In the listing below, every line with the word "earned" needs to be copied.

BEGIN The input

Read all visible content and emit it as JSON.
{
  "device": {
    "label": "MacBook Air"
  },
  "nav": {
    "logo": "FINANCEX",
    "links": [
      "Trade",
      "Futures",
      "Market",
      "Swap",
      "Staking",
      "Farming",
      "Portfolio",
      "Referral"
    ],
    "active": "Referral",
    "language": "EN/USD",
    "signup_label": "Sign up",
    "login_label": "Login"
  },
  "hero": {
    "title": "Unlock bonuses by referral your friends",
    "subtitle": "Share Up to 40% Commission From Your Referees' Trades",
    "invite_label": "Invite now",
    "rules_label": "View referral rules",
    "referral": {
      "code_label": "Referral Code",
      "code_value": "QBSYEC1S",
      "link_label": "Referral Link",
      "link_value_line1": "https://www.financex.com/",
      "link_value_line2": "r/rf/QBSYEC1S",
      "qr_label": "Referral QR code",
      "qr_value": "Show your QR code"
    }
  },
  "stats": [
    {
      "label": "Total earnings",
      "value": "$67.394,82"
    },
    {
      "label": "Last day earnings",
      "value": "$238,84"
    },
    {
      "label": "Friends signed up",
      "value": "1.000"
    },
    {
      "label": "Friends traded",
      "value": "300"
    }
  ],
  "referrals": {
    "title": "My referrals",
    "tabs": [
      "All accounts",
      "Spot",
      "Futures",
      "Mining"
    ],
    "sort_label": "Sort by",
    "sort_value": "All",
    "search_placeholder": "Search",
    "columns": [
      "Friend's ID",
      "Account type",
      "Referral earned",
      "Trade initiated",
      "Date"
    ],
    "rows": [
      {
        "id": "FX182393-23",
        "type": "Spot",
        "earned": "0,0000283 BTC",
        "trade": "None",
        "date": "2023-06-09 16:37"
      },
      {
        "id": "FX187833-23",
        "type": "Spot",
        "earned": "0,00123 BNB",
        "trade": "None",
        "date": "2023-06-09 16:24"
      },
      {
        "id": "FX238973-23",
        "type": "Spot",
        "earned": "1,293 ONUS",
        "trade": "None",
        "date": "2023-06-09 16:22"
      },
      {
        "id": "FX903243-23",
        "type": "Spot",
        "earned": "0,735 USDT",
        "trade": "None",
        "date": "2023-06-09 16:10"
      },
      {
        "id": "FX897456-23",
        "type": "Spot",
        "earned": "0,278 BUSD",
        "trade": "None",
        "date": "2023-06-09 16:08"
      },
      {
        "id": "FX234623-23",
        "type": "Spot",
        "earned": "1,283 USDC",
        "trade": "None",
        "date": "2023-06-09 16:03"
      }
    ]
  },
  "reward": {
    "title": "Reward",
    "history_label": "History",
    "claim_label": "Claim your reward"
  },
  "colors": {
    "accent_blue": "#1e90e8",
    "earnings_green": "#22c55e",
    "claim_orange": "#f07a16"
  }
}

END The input

[Solution]:
      "Referral earned",
        "earned": "0,0000283 BTC",
        "earned": "0,00123 BNB",
        "earned": "1,293 ONUS",
        "earned": "0,735 USDT",
        "earned": "0,278 BUSD",
        "earned": "1,283 USDC",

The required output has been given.